Dry came to work at First Baptist in 2021 at a church without a building. It wasn’t as tough as it sounds for him. “A lot of my experience was in new churches without buildings,” he said.
Still he joked, “I can now be identified as a pastor of a church that is being rebuilt, not a church that burned.”
Ross Geldart, 91, has been associated with First Baptist for many years. “This church has meant everything to me,” he said. “I have a lot of memories of it.”
He called his feelings about a new church being built “indescribable.”
A house of worship for generations, home to a nursery school educating hundreds of children over the years and an important part of a classic New England downtown, the nearly 150-year-old First Baptist Church fell victim to lightning strikes on a fateful October night in 2018.
A thunder storm rolled through town at about 7 p.m. on Tuesday, Oct. 23, 2018, and immediately on the heels of a couple of lightning strikes, the Fire Department started receiving calls reporting that the church had been hit. Shortly thereafter, the church’s fire alarm system went off and sent a signal to the fire station.
The first arriving Wakefield crew, led by Captain Paul Pronco, could see flames near the base of the steeple. They immediately started hitting that area with water and were preparing to bring a hose inside the church when the fire suddenly raced up the entire height of the 180-foot steeple. Captain Pronco quickly sounded a second alarm and then a third, in what ultimately became a 7-alarm fire.
Fire Chief Michael Sullivan said at the time that once a steeple is involved, it is very hard to control a church fire. Older churches such as the First Baptist Church tend to have multiple ceilings including decorative false ceilings with voids between the ceilings and the roof. Once the fire gets into that space, Sullivan said, a fire can easily gain a lot of headway before firefighters can even see it or get at it.
“There was just no stopping it once it got into that concealed ceiling space,” he said.
In short order, Sullivan noted, the entire roof of the church was on fire. He said that the dry wood of the nearly 150-year-old church burned ferociously, giving off a high level of radiant heat. He said that the Artichokes restaurant building next door to the church was “steaming” from the heat and windows on the side of that building facing the church cracked. The vinyl siding on an out-building on the church property melted from the heat.
There were three or four hours of active burning before firefighters were able to get the fire under control, and they remained there all night and into this morning fighting hot spots.
Engines and ladder companies came from Reading, Stoneham, Melrose, Saugus, Woburn, Lynnfield, Malden, North Reading, Middleton, Burlington, Peabody, Winchester, Revere, Lynn, Danvers, Lexington and Salem. A total of 20 engines and seven ladder trucks were involved in fighting the fire. Wakefield Firefighter Daniel Paglia came in for high praise for the way he calmly orchestrated the movement of those companies.
Sullivan called the church “a total loss. I don’t see how any part of the church could be saved.” He estimated the damage at at least $1 million.

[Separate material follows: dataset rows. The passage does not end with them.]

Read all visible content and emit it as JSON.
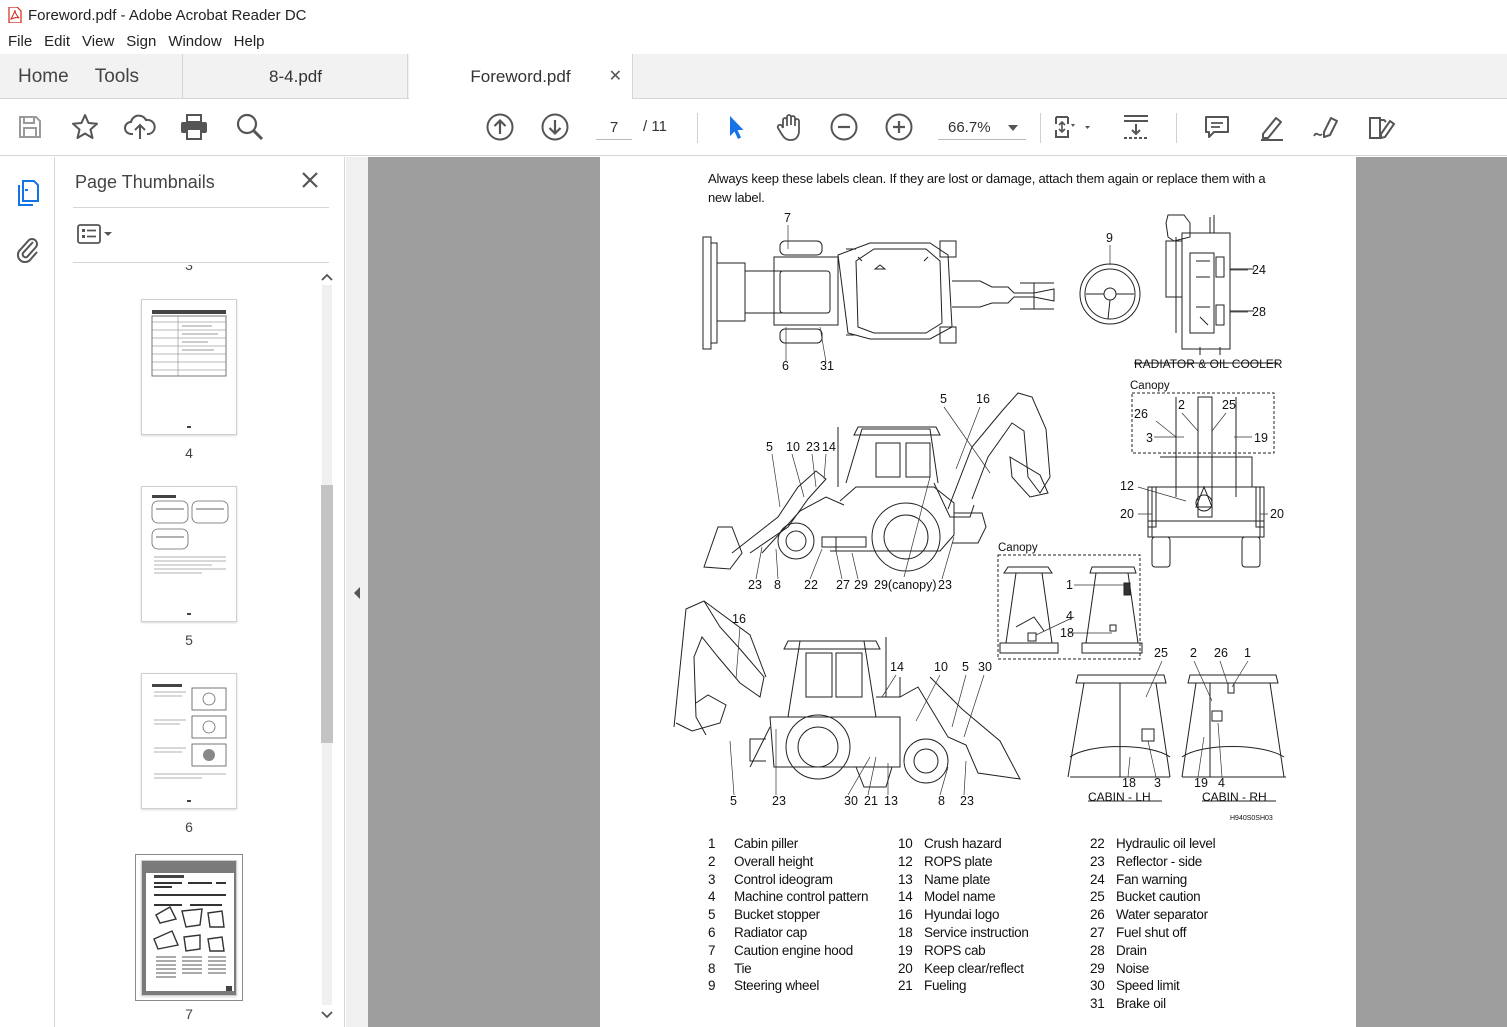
{
  "window": {
    "title": "Foreword.pdf - Adobe Acrobat Reader DC"
  },
  "menu": [
    "File",
    "Edit",
    "View",
    "Sign",
    "Window",
    "Help"
  ],
  "nav": {
    "home": "Home",
    "tools": "Tools"
  },
  "tabs": [
    {
      "label": "8-4.pdf",
      "active": false
    },
    {
      "label": "Foreword.pdf",
      "active": true
    }
  ],
  "toolbar": {
    "current_page": "7",
    "total_pages": "/ 11",
    "zoom": "66.7%"
  },
  "panel": {
    "title": "Page Thumbnails",
    "top_partial_label": "3",
    "thumbnails": [
      {
        "label": "4",
        "selected": false
      },
      {
        "label": "5",
        "selected": false
      },
      {
        "label": "6",
        "selected": false
      },
      {
        "label": "7",
        "selected": true
      }
    ]
  },
  "document": {
    "intro": "Always keep these labels clean. If they are lost or damage, attach them again or replace them with a new label.",
    "diagram_labels": {
      "radiator": "RADIATOR & OIL COOLER",
      "canopy": "Canopy",
      "cabin_lh": "CABIN - LH",
      "cabin_rh": "CABIN - RH",
      "figure_id": "H940S0SH03",
      "canopy_callout": "29(canopy)"
    },
    "legend_col1": [
      {
        "num": "1",
        "text": "Cabin piller"
      },
      {
        "num": "2",
        "text": "Overall height"
      },
      {
        "num": "3",
        "text": "Control ideogram"
      },
      {
        "num": "4",
        "text": "Machine control pattern"
      },
      {
        "num": "5",
        "text": "Bucket stopper"
      },
      {
        "num": "6",
        "text": "Radiator cap"
      },
      {
        "num": "7",
        "text": "Caution engine hood"
      },
      {
        "num": "8",
        "text": "Tie"
      },
      {
        "num": "9",
        "text": "Steering wheel"
      }
    ],
    "legend_col2": [
      {
        "num": "10",
        "text": "Crush hazard"
      },
      {
        "num": "12",
        "text": "ROPS plate"
      },
      {
        "num": "13",
        "text": "Name plate"
      },
      {
        "num": "14",
        "text": "Model name"
      },
      {
        "num": "16",
        "text": "Hyundai logo"
      },
      {
        "num": "18",
        "text": "Service instruction"
      },
      {
        "num": "19",
        "text": "ROPS cab"
      },
      {
        "num": "20",
        "text": "Keep clear/reflect"
      },
      {
        "num": "21",
        "text": "Fueling"
      }
    ],
    "legend_col3": [
      {
        "num": "22",
        "text": "Hydraulic oil level"
      },
      {
        "num": "23",
        "text": "Reflector - side"
      },
      {
        "num": "24",
        "text": "Fan warning"
      },
      {
        "num": "25",
        "text": "Bucket caution"
      },
      {
        "num": "26",
        "text": "Water separator"
      },
      {
        "num": "27",
        "text": "Fuel shut off"
      },
      {
        "num": "28",
        "text": "Drain"
      },
      {
        "num": "29",
        "text": "Noise"
      },
      {
        "num": "30",
        "text": "Speed limit"
      },
      {
        "num": "31",
        "text": "Brake oil"
      }
    ]
  },
  "colors": {
    "accent": "#1473e6",
    "pdf_red": "#d4251c",
    "doc_bg": "#9e9e9e"
  }
}
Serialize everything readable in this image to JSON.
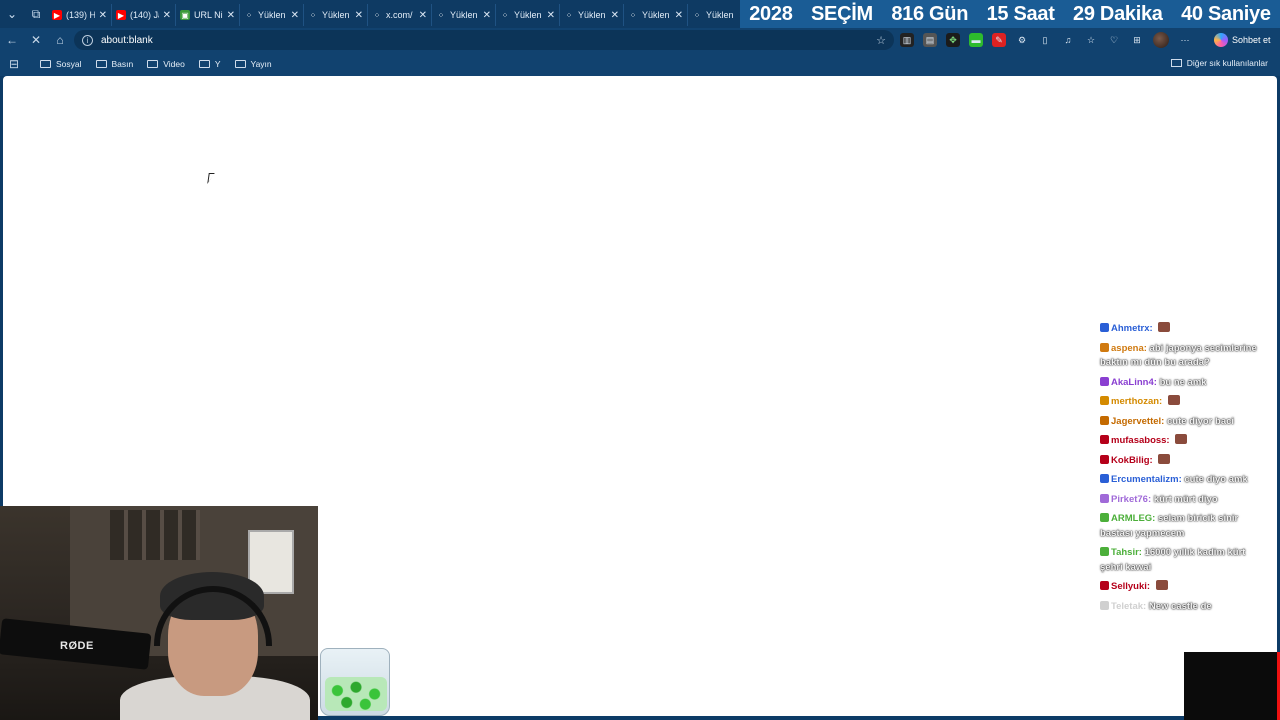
{
  "tabs": [
    {
      "title": "(139) H",
      "fav_color": "#ff0000",
      "fav_glyph": "▶"
    },
    {
      "title": "(140) Ja",
      "fav_color": "#ff0000",
      "fav_glyph": "▶"
    },
    {
      "title": "URL Ni",
      "fav_color": "#3a9a3a",
      "fav_glyph": "▣"
    },
    {
      "title": "Yüklen",
      "fav_color": "transparent",
      "fav_glyph": "⁘"
    },
    {
      "title": "Yüklen",
      "fav_color": "transparent",
      "fav_glyph": "⁘"
    },
    {
      "title": "x.com/",
      "fav_color": "transparent",
      "fav_glyph": "⁘"
    },
    {
      "title": "Yüklen",
      "fav_color": "transparent",
      "fav_glyph": "⁘"
    },
    {
      "title": "Yüklen",
      "fav_color": "transparent",
      "fav_glyph": "⁘"
    },
    {
      "title": "Yüklen",
      "fav_color": "transparent",
      "fav_glyph": "⁘"
    },
    {
      "title": "Yüklen",
      "fav_color": "transparent",
      "fav_glyph": "⁘"
    },
    {
      "title": "Yüklen",
      "fav_color": "transparent",
      "fav_glyph": "⁘"
    }
  ],
  "countdown": {
    "year": "2028",
    "label": "SEÇİM",
    "days": "816 Gün",
    "hours": "15 Saat",
    "minutes": "29 Dakika",
    "seconds": "40 Saniye"
  },
  "address": {
    "url": "about:blank"
  },
  "copilot_label": "Sohbet et",
  "bookmarks": [
    "Sosyal",
    "Basın",
    "Video",
    "Y",
    "Yayın"
  ],
  "bookmarks_other": "Diğer sık kullanılanlar",
  "chat": [
    {
      "user": "Ahmetrx:",
      "color": "#2a5fd6",
      "text": "",
      "emote": true
    },
    {
      "user": "aspena:",
      "color": "#d07a10",
      "text": "abi japonya secimlerine baktın mı dün bu arada?",
      "emote": false
    },
    {
      "user": "AkaLinn4:",
      "color": "#8a3fd1",
      "text": "bu ne amk",
      "emote": false
    },
    {
      "user": "merthozan:",
      "color": "#d48a00",
      "text": "",
      "emote": true
    },
    {
      "user": "Jagervettel:",
      "color": "#c46a00",
      "text": "cute diyor baci",
      "emote": false
    },
    {
      "user": "mufasaboss:",
      "color": "#b5001a",
      "text": "",
      "emote": true
    },
    {
      "user": "KokBilig:",
      "color": "#b5001a",
      "text": "",
      "emote": true
    },
    {
      "user": "Ercumentalizm:",
      "color": "#2a5fd6",
      "text": "cute diyo amk",
      "emote": false
    },
    {
      "user": "Pirket76:",
      "color": "#a06ad8",
      "text": "kürt mürt diyo",
      "emote": false
    },
    {
      "user": "ARMLEG:",
      "color": "#4caf3a",
      "text": "selam biricik sinir bastası yapmecem",
      "emote": false
    },
    {
      "user": "Tahsir:",
      "color": "#4caf3a",
      "text": "16000 yıllık kadim kürt şehri kawai",
      "emote": false
    },
    {
      "user": "Sellyuki:",
      "color": "#b5001a",
      "text": "",
      "emote": true
    },
    {
      "user": "Teletak:",
      "color": "#d0d0d0",
      "text": "New castle de",
      "emote": false
    }
  ],
  "webcam_brand": "RØDE",
  "colors": {
    "tabbar_bg": "#0e3a63",
    "countdown_bg": "#1a5c95",
    "toolbar_bg": "#11426f"
  }
}
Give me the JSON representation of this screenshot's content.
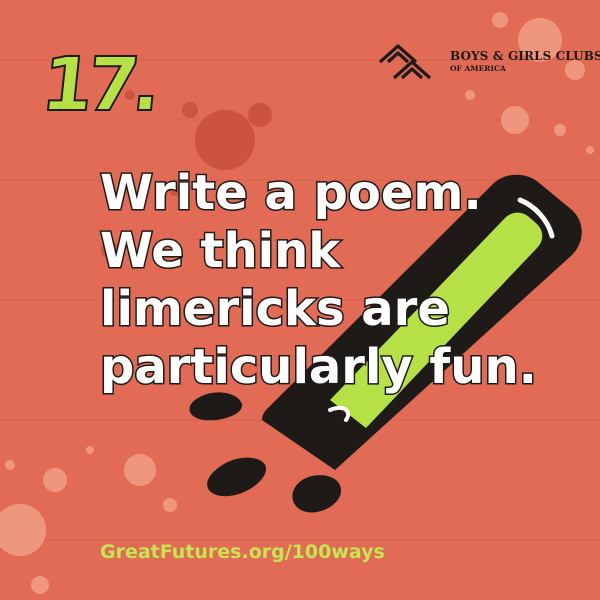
{
  "card": {
    "number": "17.",
    "headline_lines": [
      "Write a poem.",
      "We think",
      "limericks are",
      "particularly fun."
    ],
    "url": "GreatFutures.org/100ways"
  },
  "logo": {
    "line1": "BOYS & GIRLS CLUBS",
    "line2": "OF AMERICA"
  },
  "icons": {
    "marker": "marker-pen-icon",
    "logo": "bgca-hands-logo-icon"
  },
  "colors": {
    "background": "#e16b55",
    "accent_green": "#b5e147",
    "text_white": "#ffffff",
    "outline": "#1e1a18"
  }
}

The church was not equipped with a sprinkler system, Sullivan said, noting that there had been no significant construction at the church in recent years that would have triggered the requirement to install sprinklers. Had there been sprinklers, Sullivan said, it might have slowed the flames somewhat but it still would have been a major fire due to the age of the church. Most churches in Wakefield do have sprinkler systems, he said.
Sullivan said that firefighters used over 15 hydrants in the downtown area, Yale Avenue, Church Street and North Avenue. The DPW boosted water pressure to the area to help get more water on the fire. More than 100 firefighters dumped several million gallons of water onto the fire.
The church was also home to the Tall Spire Nursery School, where hundreds of children began their education over the years.
— Mark Sardella contributed to this report.